ALSC reports more non-ALS lumber grade marks appearing in California and Quebec
In June of 2020, the International Code Council learned of lumber located in a port in the State of New York with a stamp by an organization not accredited by the American Lumber Standard Committee (ALSC) agency. The inclusion of the “No. 2” on the stamp may have given code officials, building inspectors, contractors and others the incorrect impression that the lumber had design properties attributable to lumber graded No. 2 under the ALSC system.
Prior to June, non-ALS grade marks were discovered on lumber in Texas, Georgia, Massachusetts and North Carolina. In September, the ALSC alerted its members and industry that a similar grade stamp was observed in Missouri and New Hampshire. This year in February, non-ALS grade marks were discovered on lumber in California and Quebec. The stamps do not come from any ALSC-accredited inspection agency, there are no ALS-approved design values that are attributable to lumber bearing this stamp and it should not be represented as a structural lumber product under the ALSC system.
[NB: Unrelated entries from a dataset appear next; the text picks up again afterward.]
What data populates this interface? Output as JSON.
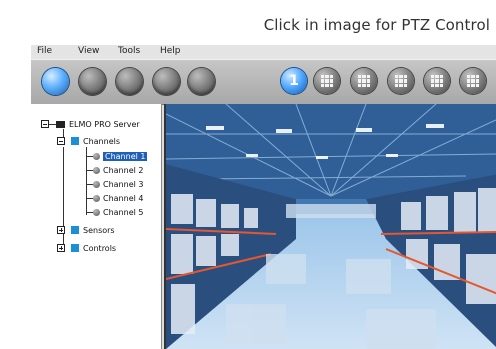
{
  "caption": "Click in image for PTZ Control",
  "menu": {
    "file": "File",
    "view": "View",
    "tools": "Tools",
    "help": "Help"
  },
  "toolbar": {
    "single_layout_label": "1"
  },
  "tree": {
    "server": "ELMO PRO Server",
    "channels": "Channels",
    "channel_items": [
      "Channel 1",
      "Channel 2",
      "Channel 3",
      "Channel 4",
      "Channel 5"
    ],
    "sensors": "Sensors",
    "controls": "Controls"
  },
  "colors": {
    "selection": "#1f5fb8",
    "tree_square": "#1a8fd6",
    "active_button": "#4aa4ff"
  }
}
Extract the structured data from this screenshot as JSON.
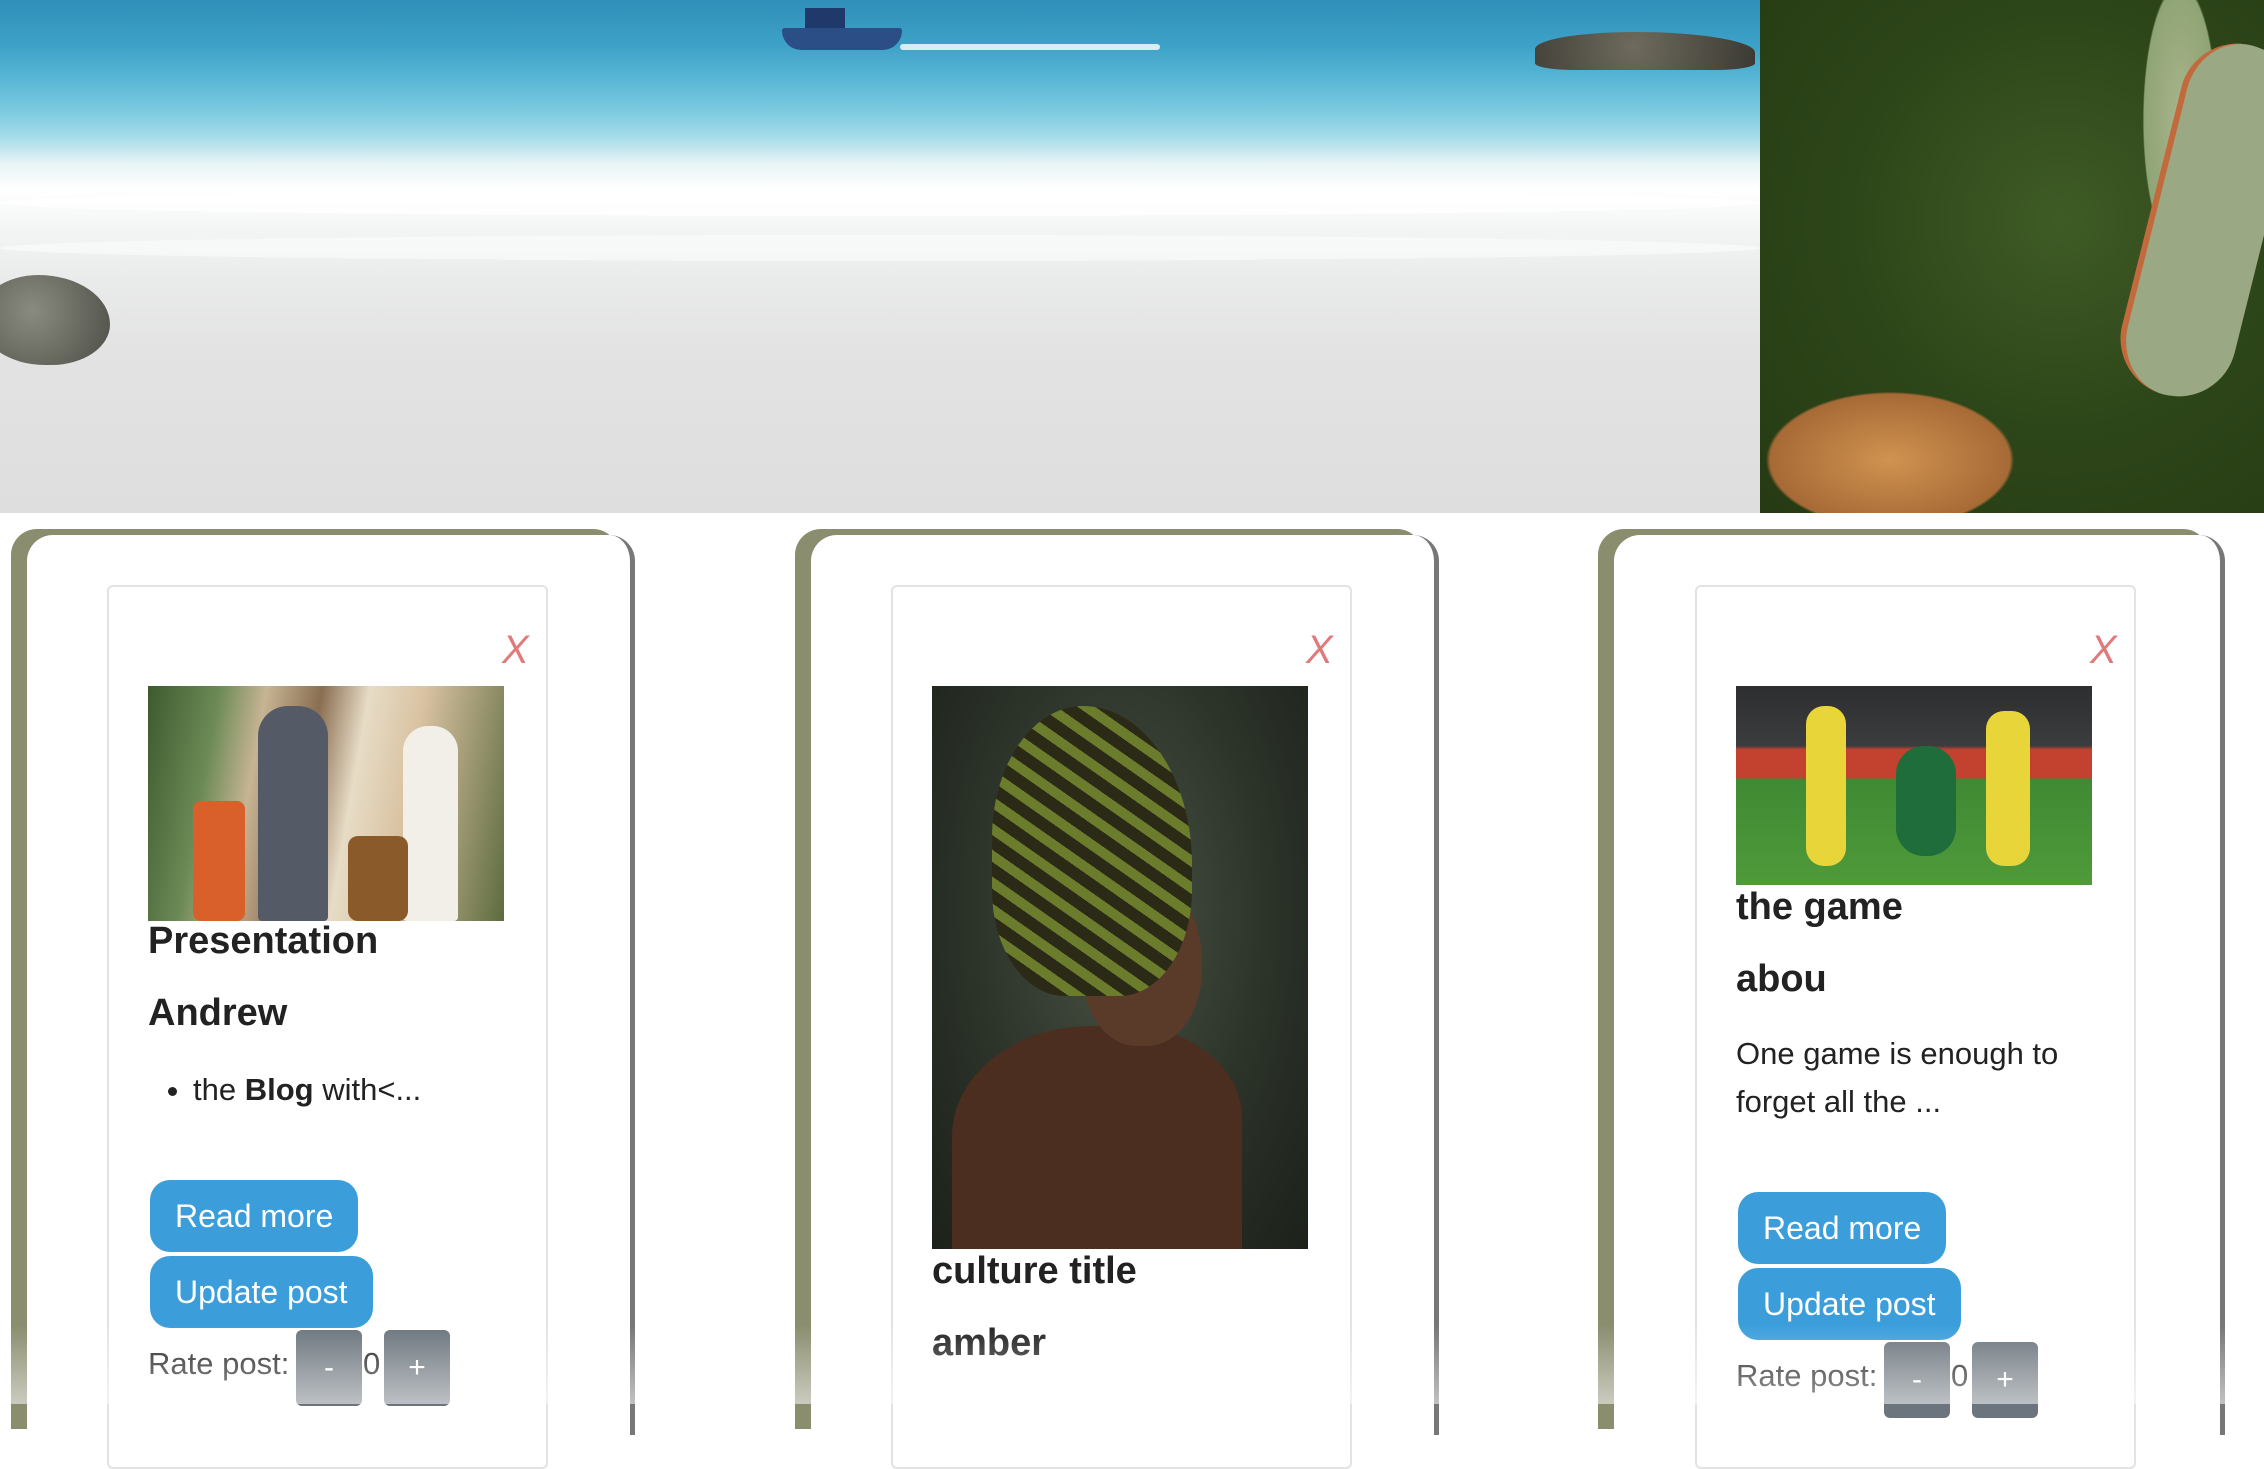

Integrity and trust are core values of the Code Council and its family of solutions and we are working to inform construction professionals so that they can avoid incorrect impressions that could result from the non-ALS grade stamps on lumber. The ICC Evaluation Service (ICC-ES), a part of the Code Council’s family of solutions, understands the importance of approved labeling of building products, including fire-retardant-treated wood, preservative-treated wood and cross-laminated timber used in tall wood buildings. Widely recognized for its thorough technical evaluations, the company’s ICC-ES marks provide evidence that a product has gone through a rigorous technical evaluation by expert staff, ensuring compliance to the latest applicable codes and standards. The ICC-ES marks are the most widely accepted and recognized in North America and other regions around the world, and the preferred choice by code officials and government regulators – allowing them to instantly approve products for installation with confidence.
For example, the treated wood industry adopted stock labeling for ease in identifying preservative-treated sawn wood lumber products that are in compliance with the International Building and Residential Codes. The end tags have easily identifiable markings for both American Wood Protection Association (AWPA) Standard U1 and ICC-ES preservative-treated wood products. The AWPA Standard U1 product includes the checkmark symbol and the mark of the ALSC-accredited inspection agency.
“ICC-ES provides a complete comprehensive program for our clients,” said ICC-ES President Shahin Moinian. “On the job site, code officials trust and rely on ICC-ES listings because they allow approval of building products with confidence. Specifiers also look for the ICC-ES mark to ensure products meet consensus standards within the codes.”
For more information or questions on the non-ALS lumber grade marks, please contact Code Council Chief Structural Engineer Lawrence C. Novak.